Poet. Edna was born to Cora Lounella who was a nurse, and Henry Tollman Millay, he was a schoolteacher who would later become superintendent of schools. Her mother Cora taught Edna to write poetry when she was age 4 and play the piano at the age of 7. Edna published her first poem "Forest Trees" at the age of 14. Edna went to Vassar College in 1914 supported by woman who was impressed by her poem "Renascence." She studied literature, drama, and classic and modern languages. She was a good student who often had poems published in the Vassar Miscellany and acted in school dramas. Millay and her sister Norma moved to Greenwhich Village in New York City where Millay hoped to make a living by acting. In 1923, Ednas poem, "The Ballad of the Harp-Weaver," was awarded the Pulitzer Prize for poetry. In 1923, Millay married Eugen Boissevain, He was a Dutch businessman and widower. In 1949, Boissevain died suddenly after an operation for a lung condition. Loney and heart broken, Edna was found dead on the stairs of her home on the morning of October 19, 1950. She died from a heart attack.
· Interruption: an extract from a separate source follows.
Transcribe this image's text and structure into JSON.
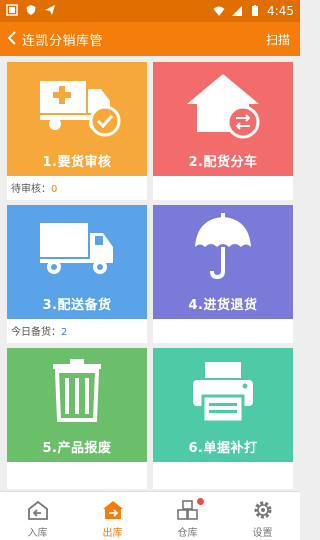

She was going to bed with a work of poetry in her hands.
Eugen Jan Boissevain
1880–1949 (m. 1923)